Input data: Begin

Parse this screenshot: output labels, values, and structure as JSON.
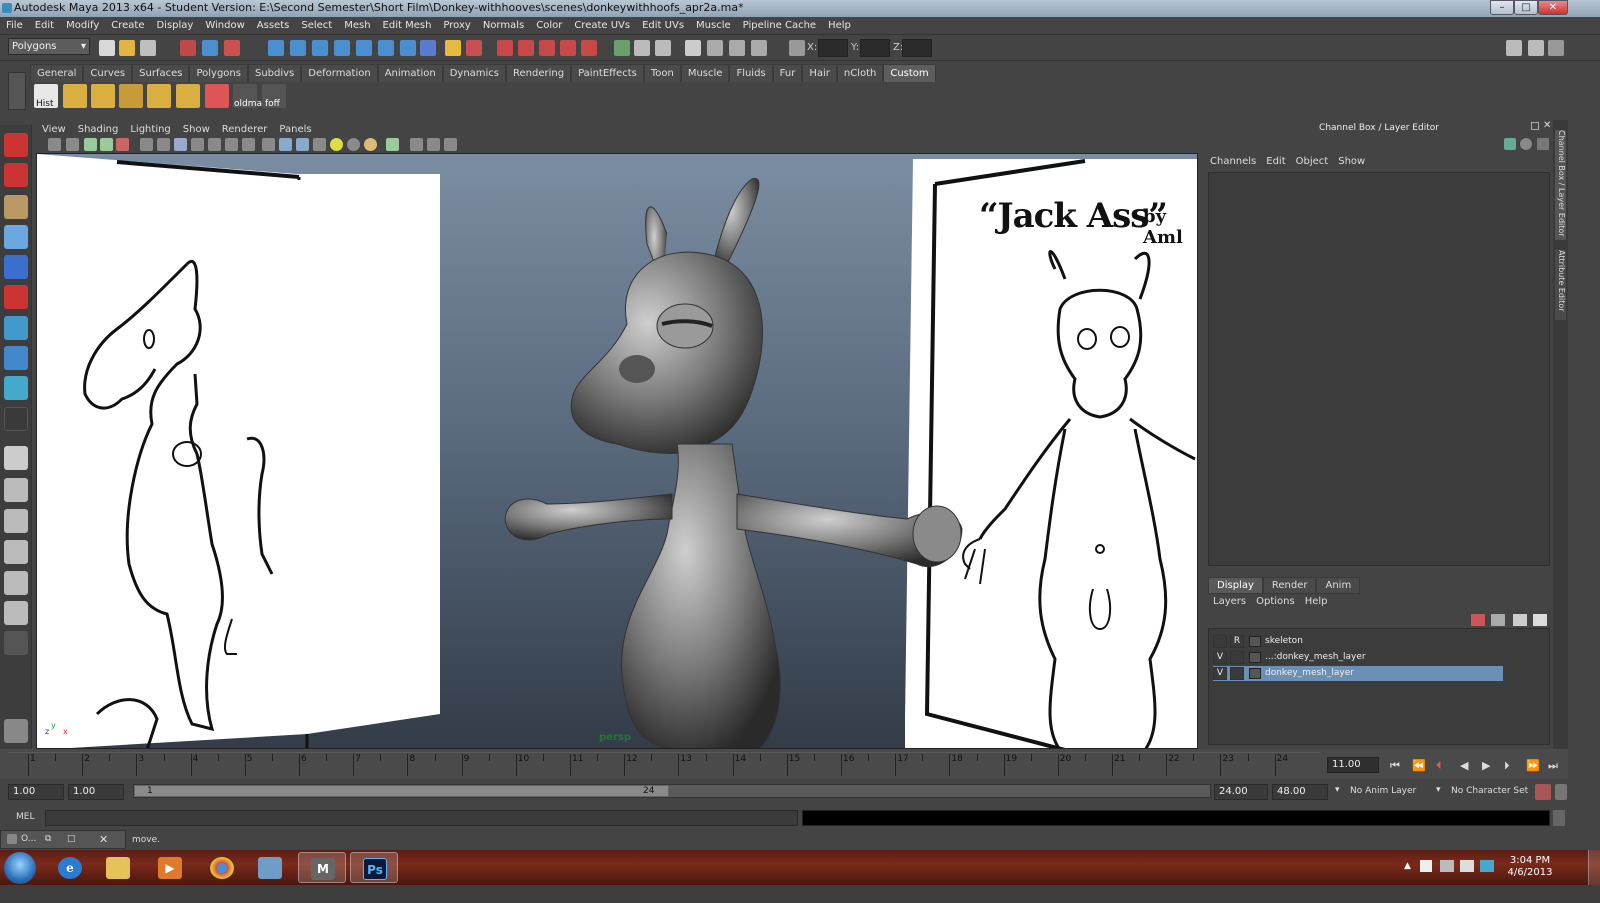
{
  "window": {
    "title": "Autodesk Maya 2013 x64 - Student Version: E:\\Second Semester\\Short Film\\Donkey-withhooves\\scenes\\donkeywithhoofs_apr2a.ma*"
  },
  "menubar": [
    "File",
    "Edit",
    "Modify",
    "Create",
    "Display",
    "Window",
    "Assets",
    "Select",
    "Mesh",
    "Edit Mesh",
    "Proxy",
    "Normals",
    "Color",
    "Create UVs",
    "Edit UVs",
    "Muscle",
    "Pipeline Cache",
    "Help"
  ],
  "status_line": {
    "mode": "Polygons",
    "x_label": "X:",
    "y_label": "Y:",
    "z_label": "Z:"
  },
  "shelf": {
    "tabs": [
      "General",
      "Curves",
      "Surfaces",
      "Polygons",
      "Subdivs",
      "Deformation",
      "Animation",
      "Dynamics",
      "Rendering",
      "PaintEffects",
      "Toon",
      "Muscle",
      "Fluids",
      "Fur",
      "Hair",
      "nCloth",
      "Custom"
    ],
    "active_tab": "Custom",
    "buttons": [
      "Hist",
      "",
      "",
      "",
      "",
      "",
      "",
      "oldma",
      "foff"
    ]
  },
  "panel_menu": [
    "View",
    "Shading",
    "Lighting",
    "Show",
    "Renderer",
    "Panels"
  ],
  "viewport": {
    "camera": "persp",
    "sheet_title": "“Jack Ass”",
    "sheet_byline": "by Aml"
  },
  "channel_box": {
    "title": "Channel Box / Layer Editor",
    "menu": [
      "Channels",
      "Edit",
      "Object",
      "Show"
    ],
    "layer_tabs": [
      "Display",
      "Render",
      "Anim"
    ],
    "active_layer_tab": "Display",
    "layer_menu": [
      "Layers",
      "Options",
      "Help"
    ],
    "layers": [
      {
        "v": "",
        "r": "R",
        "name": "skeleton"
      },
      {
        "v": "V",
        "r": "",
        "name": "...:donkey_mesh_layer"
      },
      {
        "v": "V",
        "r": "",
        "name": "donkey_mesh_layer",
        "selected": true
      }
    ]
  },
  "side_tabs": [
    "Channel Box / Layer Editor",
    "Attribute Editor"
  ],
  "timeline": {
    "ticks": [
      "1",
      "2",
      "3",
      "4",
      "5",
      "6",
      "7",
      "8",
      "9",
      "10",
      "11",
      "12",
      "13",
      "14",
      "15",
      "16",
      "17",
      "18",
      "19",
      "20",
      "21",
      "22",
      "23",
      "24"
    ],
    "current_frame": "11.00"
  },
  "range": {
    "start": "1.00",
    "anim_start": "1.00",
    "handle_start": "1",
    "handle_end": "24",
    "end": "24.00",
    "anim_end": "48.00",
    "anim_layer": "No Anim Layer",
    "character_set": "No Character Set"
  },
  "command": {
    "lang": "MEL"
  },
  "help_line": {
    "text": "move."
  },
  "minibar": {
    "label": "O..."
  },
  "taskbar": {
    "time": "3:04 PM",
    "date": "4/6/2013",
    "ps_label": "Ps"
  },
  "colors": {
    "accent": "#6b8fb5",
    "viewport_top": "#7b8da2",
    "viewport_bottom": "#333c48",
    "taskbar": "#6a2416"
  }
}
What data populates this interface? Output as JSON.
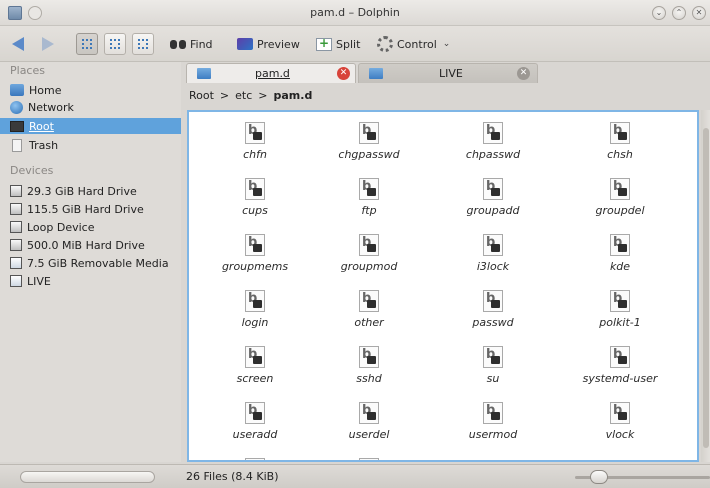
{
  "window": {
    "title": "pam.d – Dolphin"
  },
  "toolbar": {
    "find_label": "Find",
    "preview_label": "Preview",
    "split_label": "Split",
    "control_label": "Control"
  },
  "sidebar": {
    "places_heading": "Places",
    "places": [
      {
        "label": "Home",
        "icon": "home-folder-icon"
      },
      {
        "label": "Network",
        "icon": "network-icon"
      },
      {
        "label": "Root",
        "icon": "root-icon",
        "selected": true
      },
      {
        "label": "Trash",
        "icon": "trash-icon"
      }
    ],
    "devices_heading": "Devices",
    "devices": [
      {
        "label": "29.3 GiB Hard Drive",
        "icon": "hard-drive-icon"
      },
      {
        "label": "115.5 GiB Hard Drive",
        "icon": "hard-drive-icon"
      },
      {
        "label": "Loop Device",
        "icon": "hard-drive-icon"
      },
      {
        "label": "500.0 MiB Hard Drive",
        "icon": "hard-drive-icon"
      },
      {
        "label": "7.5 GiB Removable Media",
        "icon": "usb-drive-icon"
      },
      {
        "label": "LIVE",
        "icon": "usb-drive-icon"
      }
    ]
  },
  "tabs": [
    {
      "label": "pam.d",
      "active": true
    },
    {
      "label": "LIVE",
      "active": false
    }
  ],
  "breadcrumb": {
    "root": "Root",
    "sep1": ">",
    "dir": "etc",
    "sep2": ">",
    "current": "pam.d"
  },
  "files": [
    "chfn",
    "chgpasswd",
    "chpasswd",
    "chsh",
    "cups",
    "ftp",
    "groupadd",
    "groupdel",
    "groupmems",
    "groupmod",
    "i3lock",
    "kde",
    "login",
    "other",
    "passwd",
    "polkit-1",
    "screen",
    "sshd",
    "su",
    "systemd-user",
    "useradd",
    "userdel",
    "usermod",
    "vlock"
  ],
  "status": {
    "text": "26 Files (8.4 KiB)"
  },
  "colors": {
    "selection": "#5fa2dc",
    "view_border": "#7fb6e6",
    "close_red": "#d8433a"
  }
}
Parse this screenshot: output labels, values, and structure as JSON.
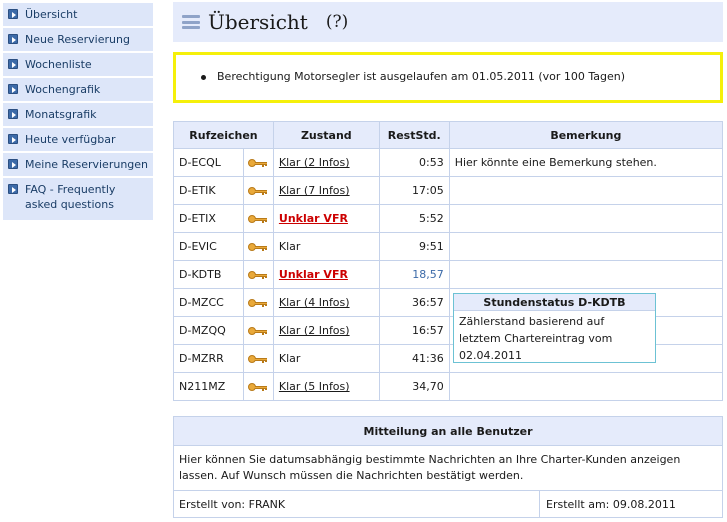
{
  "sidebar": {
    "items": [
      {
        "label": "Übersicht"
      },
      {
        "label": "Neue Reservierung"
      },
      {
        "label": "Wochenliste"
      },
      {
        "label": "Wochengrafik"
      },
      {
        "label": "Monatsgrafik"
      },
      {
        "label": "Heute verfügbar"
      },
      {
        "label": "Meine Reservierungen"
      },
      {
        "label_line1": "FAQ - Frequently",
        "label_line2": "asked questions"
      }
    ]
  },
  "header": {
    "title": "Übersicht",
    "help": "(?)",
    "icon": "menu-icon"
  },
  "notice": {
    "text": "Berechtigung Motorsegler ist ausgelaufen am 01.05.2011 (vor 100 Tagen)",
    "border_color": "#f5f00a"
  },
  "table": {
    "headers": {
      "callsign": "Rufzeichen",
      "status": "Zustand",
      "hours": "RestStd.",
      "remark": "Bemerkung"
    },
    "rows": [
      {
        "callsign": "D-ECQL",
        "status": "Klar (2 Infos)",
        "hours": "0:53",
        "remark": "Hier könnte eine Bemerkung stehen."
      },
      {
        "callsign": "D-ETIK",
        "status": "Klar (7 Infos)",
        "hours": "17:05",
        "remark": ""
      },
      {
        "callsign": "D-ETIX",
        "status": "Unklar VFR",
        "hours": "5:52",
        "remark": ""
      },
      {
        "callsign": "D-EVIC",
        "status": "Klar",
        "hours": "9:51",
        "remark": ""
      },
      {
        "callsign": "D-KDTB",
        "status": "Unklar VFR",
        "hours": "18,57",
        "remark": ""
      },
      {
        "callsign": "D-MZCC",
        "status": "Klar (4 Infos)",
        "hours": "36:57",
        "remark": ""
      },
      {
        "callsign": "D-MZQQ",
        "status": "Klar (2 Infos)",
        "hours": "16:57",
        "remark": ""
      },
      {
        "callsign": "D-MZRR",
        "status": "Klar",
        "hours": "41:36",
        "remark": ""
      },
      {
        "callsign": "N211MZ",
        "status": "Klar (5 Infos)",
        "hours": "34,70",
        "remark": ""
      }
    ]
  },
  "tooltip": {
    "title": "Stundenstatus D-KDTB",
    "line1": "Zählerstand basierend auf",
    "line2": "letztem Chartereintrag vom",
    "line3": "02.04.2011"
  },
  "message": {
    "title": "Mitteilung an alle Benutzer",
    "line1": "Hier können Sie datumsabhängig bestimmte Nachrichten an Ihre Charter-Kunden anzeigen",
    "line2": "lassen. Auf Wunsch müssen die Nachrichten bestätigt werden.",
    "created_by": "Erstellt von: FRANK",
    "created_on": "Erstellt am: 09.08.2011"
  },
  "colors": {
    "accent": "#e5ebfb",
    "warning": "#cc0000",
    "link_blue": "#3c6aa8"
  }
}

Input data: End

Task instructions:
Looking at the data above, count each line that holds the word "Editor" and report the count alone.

Response to the exercise:
3